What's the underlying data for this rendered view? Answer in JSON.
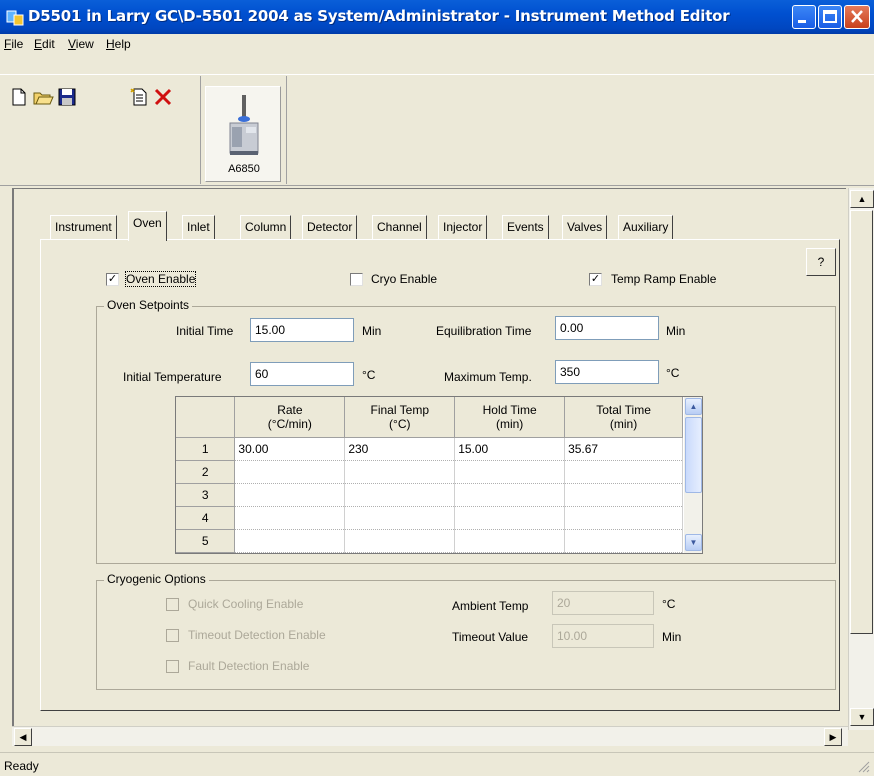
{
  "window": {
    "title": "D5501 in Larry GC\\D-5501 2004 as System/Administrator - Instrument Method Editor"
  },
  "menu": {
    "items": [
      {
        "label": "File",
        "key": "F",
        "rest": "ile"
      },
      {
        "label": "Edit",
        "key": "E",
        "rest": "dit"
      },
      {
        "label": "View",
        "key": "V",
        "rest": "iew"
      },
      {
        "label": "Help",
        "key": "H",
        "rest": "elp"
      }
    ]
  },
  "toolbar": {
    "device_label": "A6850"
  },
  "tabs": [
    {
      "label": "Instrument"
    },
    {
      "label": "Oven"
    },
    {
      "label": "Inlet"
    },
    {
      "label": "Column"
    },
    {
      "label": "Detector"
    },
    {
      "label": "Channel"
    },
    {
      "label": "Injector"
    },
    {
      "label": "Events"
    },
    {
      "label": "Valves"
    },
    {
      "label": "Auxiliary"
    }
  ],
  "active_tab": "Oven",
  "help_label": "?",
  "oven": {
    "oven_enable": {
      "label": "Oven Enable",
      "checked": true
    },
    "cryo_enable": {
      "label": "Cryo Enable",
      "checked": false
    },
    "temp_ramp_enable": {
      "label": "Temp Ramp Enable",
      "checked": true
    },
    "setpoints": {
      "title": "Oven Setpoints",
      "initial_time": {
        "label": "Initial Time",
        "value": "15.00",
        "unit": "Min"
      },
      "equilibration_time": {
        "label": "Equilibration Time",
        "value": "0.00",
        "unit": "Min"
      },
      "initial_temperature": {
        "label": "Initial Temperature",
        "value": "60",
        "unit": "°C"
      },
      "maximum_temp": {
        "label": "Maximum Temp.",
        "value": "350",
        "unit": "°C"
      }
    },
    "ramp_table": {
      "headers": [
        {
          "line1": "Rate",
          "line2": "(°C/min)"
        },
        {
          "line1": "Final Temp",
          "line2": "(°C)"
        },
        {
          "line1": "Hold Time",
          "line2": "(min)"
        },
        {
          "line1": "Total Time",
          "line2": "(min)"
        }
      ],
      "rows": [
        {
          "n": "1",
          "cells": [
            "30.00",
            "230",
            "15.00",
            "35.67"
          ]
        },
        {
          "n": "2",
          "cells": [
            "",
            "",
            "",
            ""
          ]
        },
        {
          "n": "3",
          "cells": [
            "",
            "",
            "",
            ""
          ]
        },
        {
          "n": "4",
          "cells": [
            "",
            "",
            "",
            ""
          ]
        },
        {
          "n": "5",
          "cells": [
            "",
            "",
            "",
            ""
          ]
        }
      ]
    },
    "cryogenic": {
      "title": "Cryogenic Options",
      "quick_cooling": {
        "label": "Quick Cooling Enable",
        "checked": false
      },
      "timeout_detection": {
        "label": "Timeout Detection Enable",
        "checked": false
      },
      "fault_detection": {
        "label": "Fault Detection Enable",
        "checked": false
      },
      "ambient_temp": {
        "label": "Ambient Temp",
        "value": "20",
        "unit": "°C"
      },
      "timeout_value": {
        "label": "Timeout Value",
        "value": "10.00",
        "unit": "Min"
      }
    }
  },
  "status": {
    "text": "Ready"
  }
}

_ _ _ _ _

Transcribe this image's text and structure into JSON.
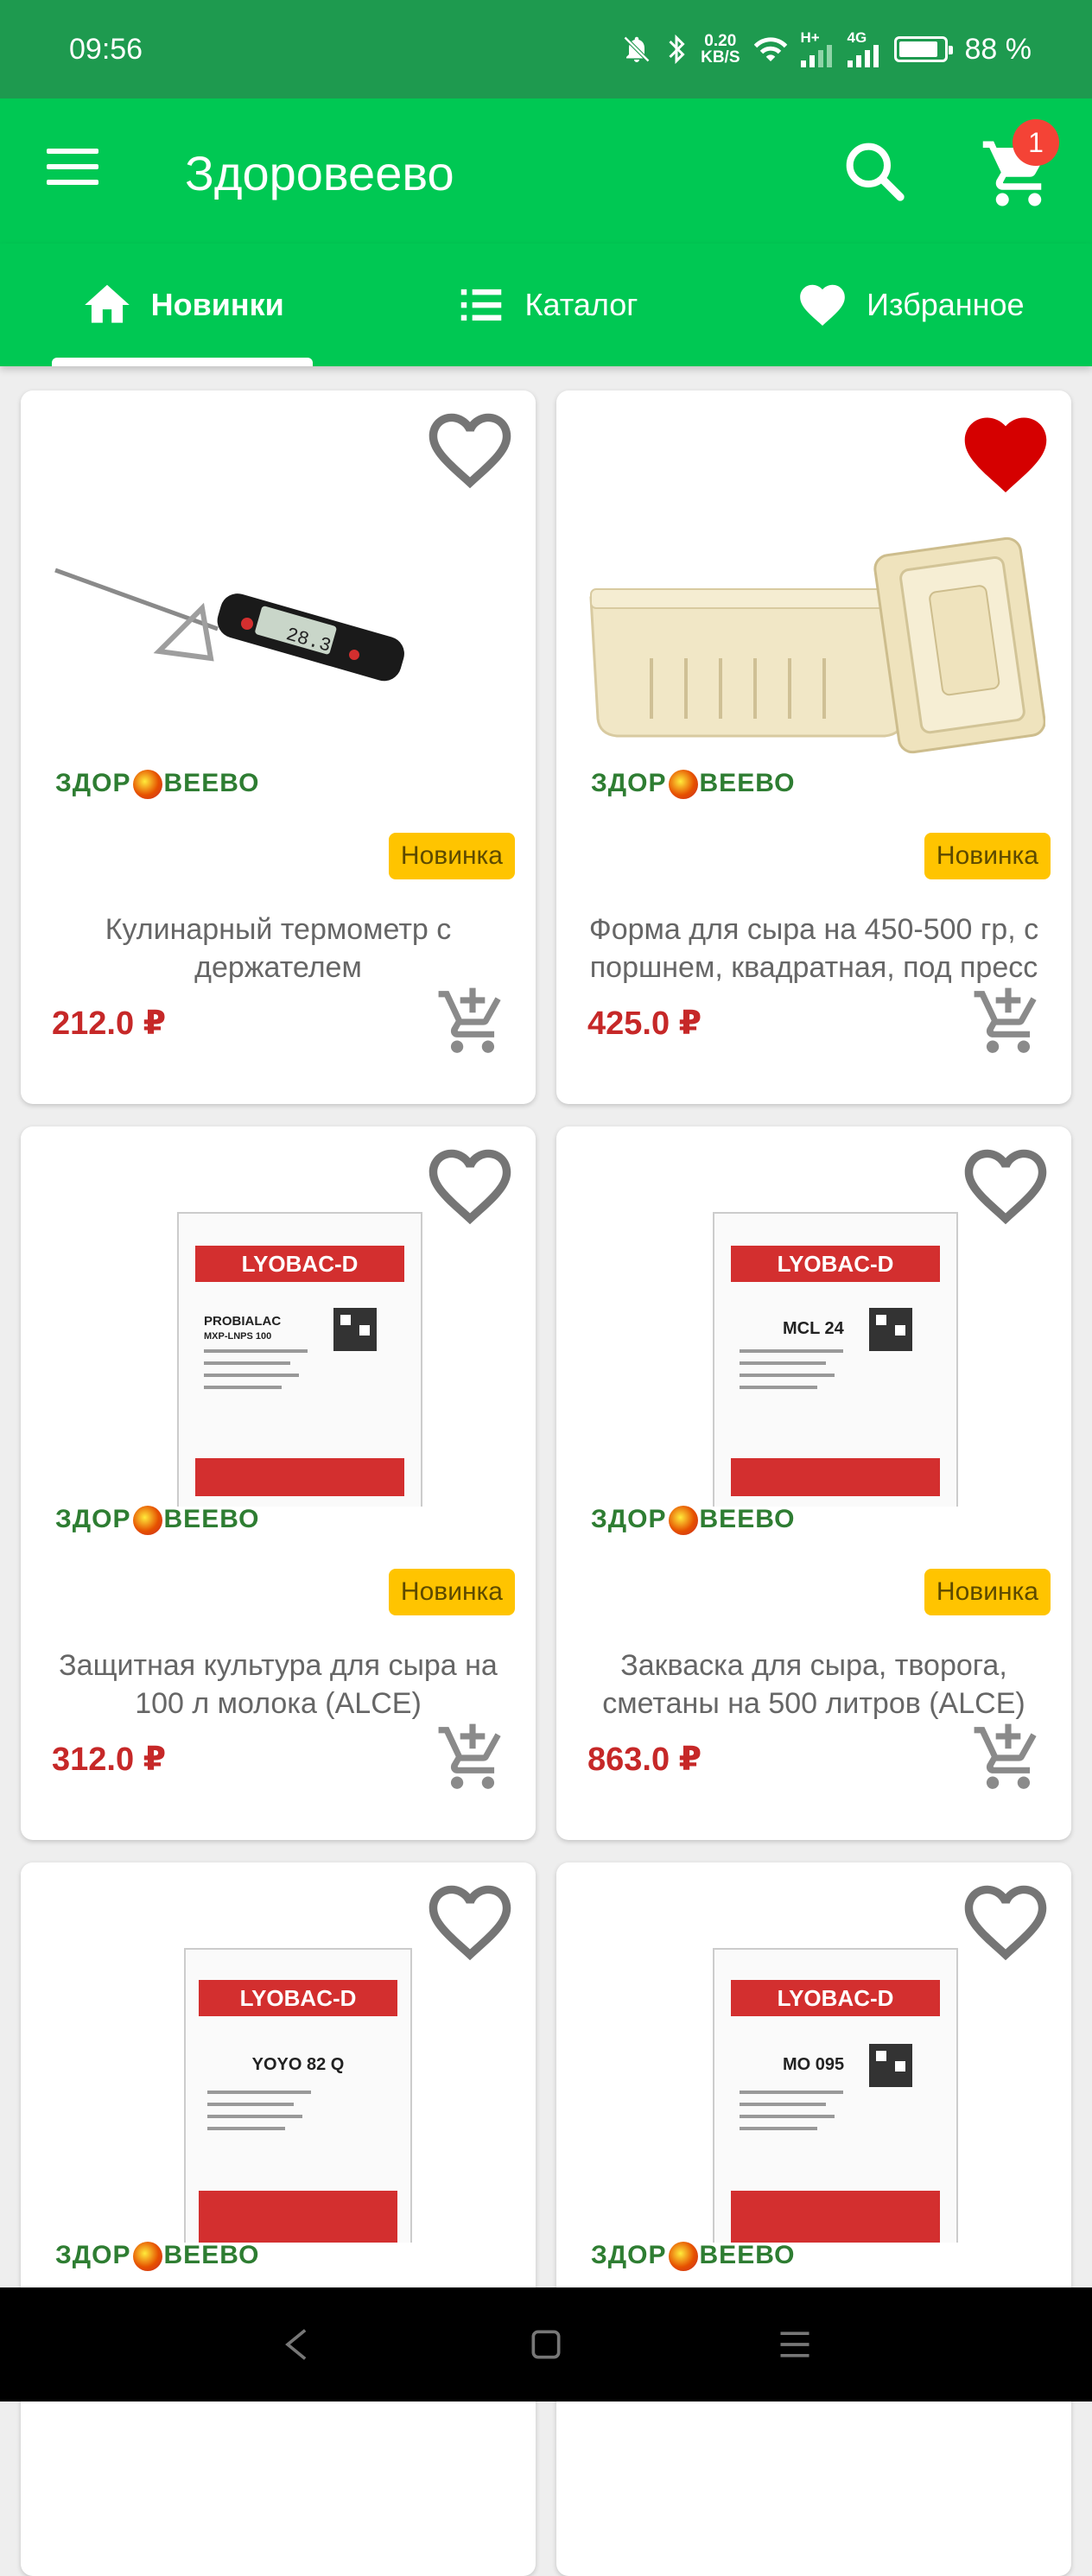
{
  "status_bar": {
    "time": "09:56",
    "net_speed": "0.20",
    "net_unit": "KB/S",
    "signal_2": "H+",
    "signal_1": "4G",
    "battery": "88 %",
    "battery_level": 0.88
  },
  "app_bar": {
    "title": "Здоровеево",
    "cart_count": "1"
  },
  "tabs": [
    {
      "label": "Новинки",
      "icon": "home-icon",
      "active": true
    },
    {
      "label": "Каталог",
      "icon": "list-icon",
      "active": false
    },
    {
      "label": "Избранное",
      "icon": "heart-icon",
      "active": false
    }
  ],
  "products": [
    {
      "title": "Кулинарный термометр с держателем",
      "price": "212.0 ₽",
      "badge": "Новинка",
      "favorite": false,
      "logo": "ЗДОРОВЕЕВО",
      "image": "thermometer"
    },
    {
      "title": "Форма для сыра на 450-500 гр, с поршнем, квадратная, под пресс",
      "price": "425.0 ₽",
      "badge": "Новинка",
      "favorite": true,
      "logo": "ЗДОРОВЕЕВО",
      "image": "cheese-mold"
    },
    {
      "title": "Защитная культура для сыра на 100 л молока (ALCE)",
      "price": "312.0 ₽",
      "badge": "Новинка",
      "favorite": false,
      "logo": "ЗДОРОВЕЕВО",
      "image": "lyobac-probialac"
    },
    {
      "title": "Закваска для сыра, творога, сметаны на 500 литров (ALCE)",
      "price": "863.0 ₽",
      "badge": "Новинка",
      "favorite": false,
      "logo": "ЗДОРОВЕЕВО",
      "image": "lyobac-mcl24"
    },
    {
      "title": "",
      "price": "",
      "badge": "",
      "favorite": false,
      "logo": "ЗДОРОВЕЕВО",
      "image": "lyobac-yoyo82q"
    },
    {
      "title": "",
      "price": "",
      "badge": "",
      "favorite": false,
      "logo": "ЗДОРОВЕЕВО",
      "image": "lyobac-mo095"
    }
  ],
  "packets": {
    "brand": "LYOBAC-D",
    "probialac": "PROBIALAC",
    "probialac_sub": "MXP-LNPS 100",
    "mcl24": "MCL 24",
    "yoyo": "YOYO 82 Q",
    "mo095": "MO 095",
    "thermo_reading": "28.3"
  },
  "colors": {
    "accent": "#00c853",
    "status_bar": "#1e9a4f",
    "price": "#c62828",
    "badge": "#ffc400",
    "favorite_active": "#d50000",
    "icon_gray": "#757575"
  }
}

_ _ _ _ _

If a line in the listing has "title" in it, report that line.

- [Written solution]:
    "title": "D5501 in Larry GC\\D-5501 2004 as System/Administrator - Instrument Method Editor"
      "title": "Oven Setpoints",
      "title": "Cryogenic Options",
    "title": "Здоровеево",
      "title": "Кулинарный термометр с держателем",
      "title": "Форма для сыра на 450-500 гр, с поршнем, квадратная, под пресс",
      "title": "Защитная культура для сыра на 100 л молока (ALCE)",
      "title": "Закваска для сыра, творога, сметаны на 500 литров (ALCE)",
      "title": "",
      "title": "",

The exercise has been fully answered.